Last week, Jay Leno appeared on the Bill Maher's Real Time. I've never been much of a Jay Leno watcher and don't know much about him, but apparently he's very knowledgeable about cars. The segment got under way with a discussion of our surprisingly low fuel prices over the last month. Leno predicted the reason for the price drop was that we are driving smarter, more fuel efficient cars. There are probably 20 million more cars on the road than there were ten years ago but we are using less fuel.

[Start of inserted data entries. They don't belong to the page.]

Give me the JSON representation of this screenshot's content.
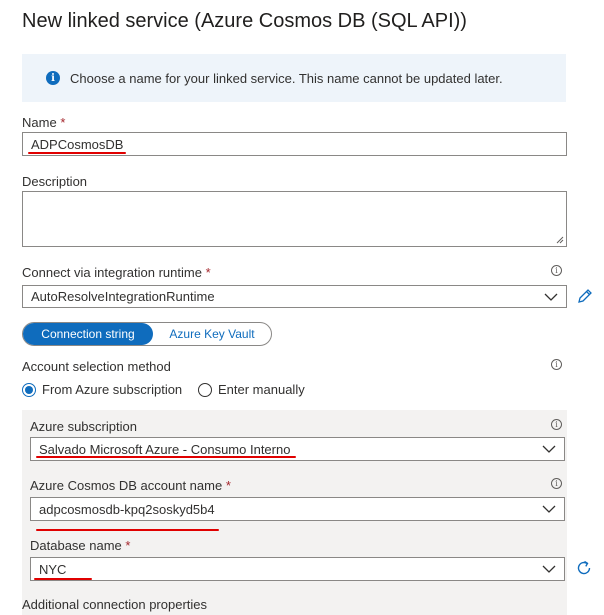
{
  "title": "New linked service (Azure Cosmos DB (SQL API))",
  "info_banner": {
    "icon": "info-icon",
    "text": "Choose a name for your linked service. This name cannot be updated later."
  },
  "name": {
    "label": "Name",
    "required_mark": "*",
    "value": "ADPCosmosDB"
  },
  "description": {
    "label": "Description",
    "value": ""
  },
  "runtime": {
    "label": "Connect via integration runtime",
    "required_mark": "*",
    "value": "AutoResolveIntegrationRuntime",
    "edit_icon": "pencil-icon"
  },
  "connection_toggle": {
    "selected": "Connection string",
    "other": "Azure Key Vault"
  },
  "account_selection": {
    "label": "Account selection method",
    "options": [
      "From Azure subscription",
      "Enter manually"
    ],
    "selected_index": 0
  },
  "azure_subscription": {
    "label": "Azure subscription",
    "value": "Salvado Microsoft Azure - Consumo Interno"
  },
  "cosmos_account": {
    "label": "Azure Cosmos DB account name",
    "required_mark": "*",
    "value": "adpcosmosdb-kpq2soskyd5b4"
  },
  "database": {
    "label": "Database name",
    "required_mark": "*",
    "value": "NYC",
    "refresh_icon": "refresh-icon"
  },
  "additional": {
    "label": "Additional connection properties"
  },
  "colors": {
    "accent": "#0f6cbd",
    "annotation": "#e00000",
    "panel": "#f3f2f1"
  }
}
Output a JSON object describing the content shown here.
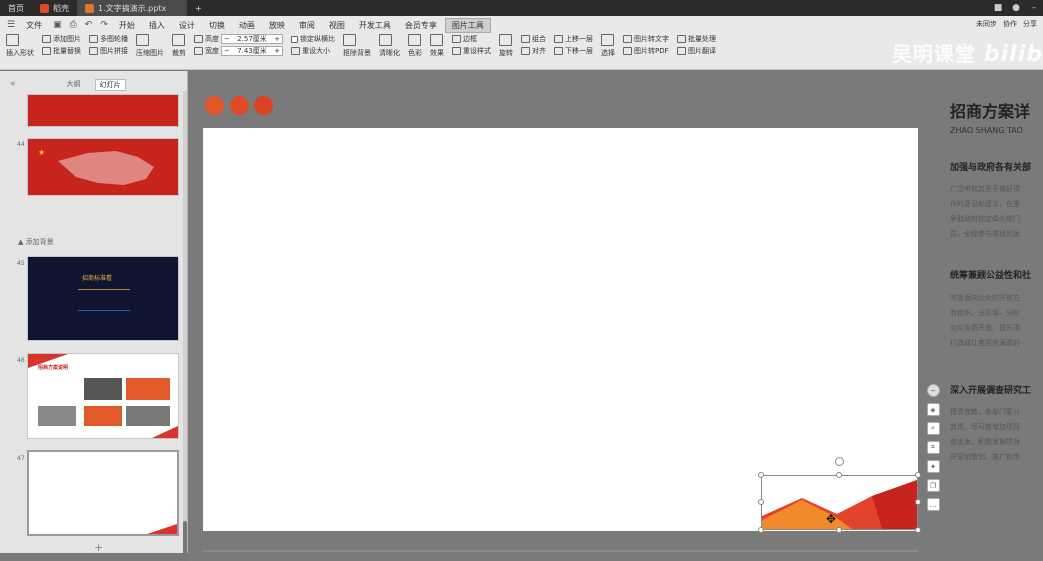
{
  "titlebar": {
    "tabs": [
      {
        "label": "首页",
        "color": ""
      },
      {
        "label": "稻壳",
        "color": "#e0492f"
      },
      {
        "label": "1.文字搞演示.pptx",
        "color": "#e0772f"
      }
    ],
    "new_tab": "+"
  },
  "ribbon": {
    "menu": [
      "文件",
      "开始",
      "插入",
      "设计",
      "切换",
      "动画",
      "放映",
      "审阅",
      "视图",
      "开发工具",
      "会员专享",
      "图片工具"
    ],
    "active_menu": "图片工具",
    "right_actions": [
      "未同步",
      "协作",
      "分享"
    ],
    "tools": {
      "insert_shape": "插入形状",
      "add_picture": "添加图片",
      "batch_replace": "批量替换",
      "multi_image": "多图轮播",
      "image_splice": "图片拼接",
      "compress": "压缩图片",
      "crop": "裁剪",
      "height_label": "高度",
      "height_value": "2.57厘米",
      "width_label": "宽度",
      "width_value": "7.43厘米",
      "lock_ratio": "锁定纵横比",
      "reset_size": "重设大小",
      "cutout": "抠除背景",
      "sharpen": "清晰化",
      "color": "色彩",
      "effects": "效果",
      "reset_style": "重设样式",
      "border": "边框",
      "rotate": "旋转",
      "group": "组合",
      "align": "对齐",
      "bring_forward": "上移一层",
      "send_backward": "下移一层",
      "select": "选择",
      "img_to_text": "图片转文字",
      "batch_process": "批量处理",
      "img_to_pdf": "图片转PDF",
      "img_translate": "图片翻译"
    }
  },
  "watermark": {
    "text": "吴明课堂",
    "logo": "bilibili"
  },
  "left_panel": {
    "tabs": [
      "大纲",
      "幻灯片"
    ],
    "active_tab": "幻灯片",
    "section_label": "添加背景",
    "slides": [
      {
        "num": "",
        "style": "red"
      },
      {
        "num": "44",
        "style": "red"
      },
      {
        "num": "45",
        "style": "dark"
      },
      {
        "num": "46",
        "style": "white"
      },
      {
        "num": "47",
        "style": "white"
      }
    ],
    "slide45_title": "招商标准看",
    "slide46_title": "招商方案说明"
  },
  "canvas": {
    "dot_colors": [
      "#e2562b",
      "#e04a24",
      "#d9431f"
    ],
    "right_title": "招商方案详",
    "right_subtitle": "ZHAO SHANG TAO",
    "sections": [
      {
        "heading": "加强与政府各有关部",
        "lines": [
          "广泛听取其关于做好项",
          "作的意见和建议，在重",
          "争取政府指定牵头部门",
          "员，全程参与项目的运"
        ]
      },
      {
        "heading": "统筹兼顾公益性和社",
        "lines": [
          "完善面向公众的开放方",
          "有组织、分区域、分阶",
          "公众免费开放，提升项",
          "打造成让老百姓满意的"
        ]
      },
      {
        "heading": "深入开展调查研究工",
        "lines": [
          "摸清底数，各部门要分",
          "其责。尽可能增加项目",
          "度出发，积极发掘项目",
          "好营销策划、推广和市"
        ]
      }
    ]
  },
  "float_tools": [
    "minus",
    "layers",
    "zoom",
    "crop",
    "bulb",
    "copy",
    "more"
  ]
}
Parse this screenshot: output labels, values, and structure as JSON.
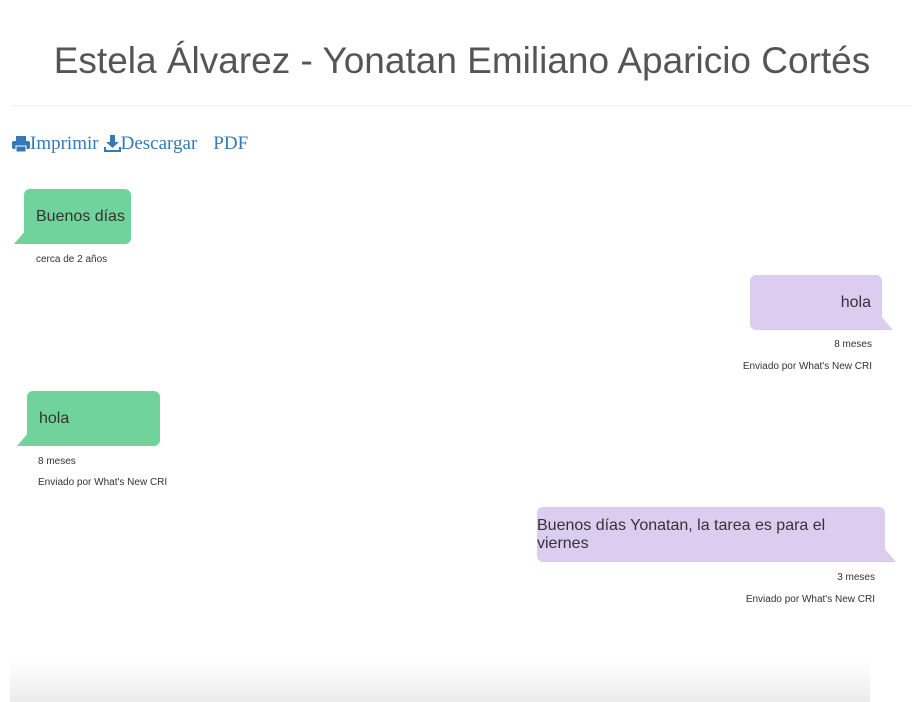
{
  "header": {
    "title": "Estela Álvarez - Yonatan Emiliano Aparicio Cortés"
  },
  "toolbar": {
    "print_label": "Imprimir",
    "download_label": "Descargar",
    "pdf_label": "PDF"
  },
  "colors": {
    "incoming": "#6fd39b",
    "outgoing": "#dccdf0",
    "link": "#337ab7"
  },
  "messages": [
    {
      "direction": "incoming",
      "text": "Buenos días",
      "time": "cerca de 2 años"
    },
    {
      "direction": "outgoing",
      "text": "hola",
      "time": "8 meses",
      "sent_by": "Enviado por What's New CRI"
    },
    {
      "direction": "incoming",
      "text": "hola",
      "time": "8 meses",
      "sent_by": "Enviado por What's New CRI"
    },
    {
      "direction": "outgoing",
      "text": "Buenos días Yonatan, la tarea es para el viernes",
      "time": "3 meses",
      "sent_by": "Enviado por What's New CRI"
    }
  ]
}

He gave an interesting comparison about how our cars have changed over the years. A 1977 Ford Galaxy parked on the road with the engine off pollutes the air more than a new car driving down the road at 65 mph. The paint used on the Galaxy alone pollutes the air. Our cars are being built better and therefore our pollution has actually been greatly reduced over the last 20-30 years. And in a city like Los Angeles, where we are addicted to our cars and have very limited public transportation, that reduction in pollution does say something about those pesky regulations that have been placed on cars over the last several years.
Leno referenced not being able to see the mountains when he first moved out here in the mid 70s due to the smog we had here. Having been born in the 70s, I have actually witnessed the reversed pollution that has taken place over the last several years. I vividly remember looking out towards the mountains, any of them, and have them be just covered in a haze of brown smog. Our air was BROWN. It would sock itself in The Valley (the mountains corralling it in), and you could literally see the air.

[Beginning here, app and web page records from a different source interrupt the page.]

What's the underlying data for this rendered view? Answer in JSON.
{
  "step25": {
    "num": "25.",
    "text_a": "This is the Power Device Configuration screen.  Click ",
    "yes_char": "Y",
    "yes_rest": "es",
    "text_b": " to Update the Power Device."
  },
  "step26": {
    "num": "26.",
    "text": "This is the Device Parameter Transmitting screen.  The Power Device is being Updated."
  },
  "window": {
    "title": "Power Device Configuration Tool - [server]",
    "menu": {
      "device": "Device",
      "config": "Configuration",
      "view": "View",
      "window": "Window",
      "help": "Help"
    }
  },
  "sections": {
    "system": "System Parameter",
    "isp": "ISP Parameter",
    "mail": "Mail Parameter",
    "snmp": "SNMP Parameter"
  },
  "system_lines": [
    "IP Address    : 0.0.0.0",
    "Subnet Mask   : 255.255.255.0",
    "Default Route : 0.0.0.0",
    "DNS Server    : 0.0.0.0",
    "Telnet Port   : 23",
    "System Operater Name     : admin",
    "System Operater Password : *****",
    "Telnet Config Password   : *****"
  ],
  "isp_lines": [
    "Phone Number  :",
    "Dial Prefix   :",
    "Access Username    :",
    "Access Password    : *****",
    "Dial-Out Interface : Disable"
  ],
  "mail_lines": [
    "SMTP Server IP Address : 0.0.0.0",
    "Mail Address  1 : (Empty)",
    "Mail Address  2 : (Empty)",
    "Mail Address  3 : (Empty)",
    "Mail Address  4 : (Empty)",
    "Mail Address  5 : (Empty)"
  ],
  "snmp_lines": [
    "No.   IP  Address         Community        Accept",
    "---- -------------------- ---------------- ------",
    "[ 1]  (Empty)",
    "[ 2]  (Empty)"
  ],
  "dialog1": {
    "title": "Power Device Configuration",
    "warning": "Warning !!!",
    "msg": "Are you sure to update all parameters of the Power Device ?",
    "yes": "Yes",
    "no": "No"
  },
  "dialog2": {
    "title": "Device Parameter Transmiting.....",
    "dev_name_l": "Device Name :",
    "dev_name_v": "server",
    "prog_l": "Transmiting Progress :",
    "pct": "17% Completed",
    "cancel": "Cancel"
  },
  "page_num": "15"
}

There were many days when, as a kid who played outside for hours, it would hurt to breathe. A deep breath would seize up your lungs. When telling our parents about how our chests hurt after running and playing, they would say things like, "It's the smog. Try taking smaller breaths," or, "Don't breathe too deeply when you're outside." We had been the most polluted city for so many years, it was just the norm.

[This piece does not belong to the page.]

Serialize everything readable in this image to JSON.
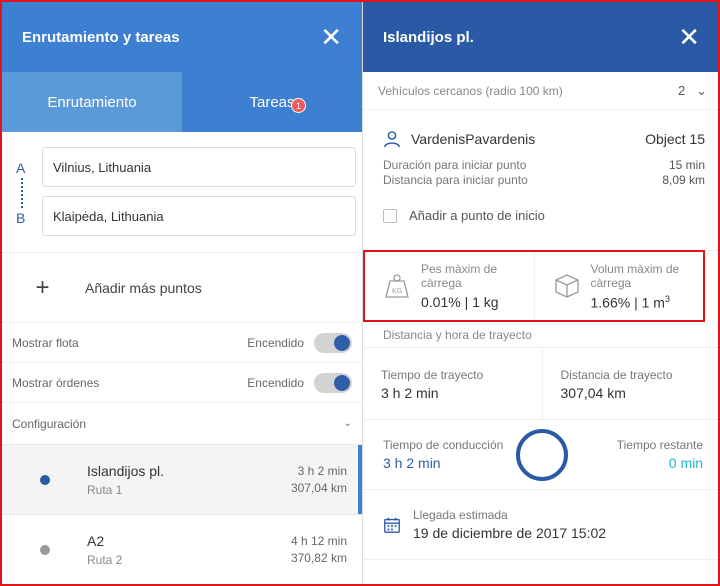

But now, it is a rare day to see the brown haze hanging over our heads, and I can't tell you the last time my chest hurst. We are still a heavily polluted city in other types of pollutants, but so much less of it comes from our cars. But it does always make me chuckle when, once-in-a-blue moon, poor air quality is calculated and we have to keep our school kids inside the buildings. The announcement is given via the PA system. It makes me roll more eyes. Air quality? You have got to be kidding me. If your chest ain't hurting when you breathe, it's fine!
A literary evening
3 hours ago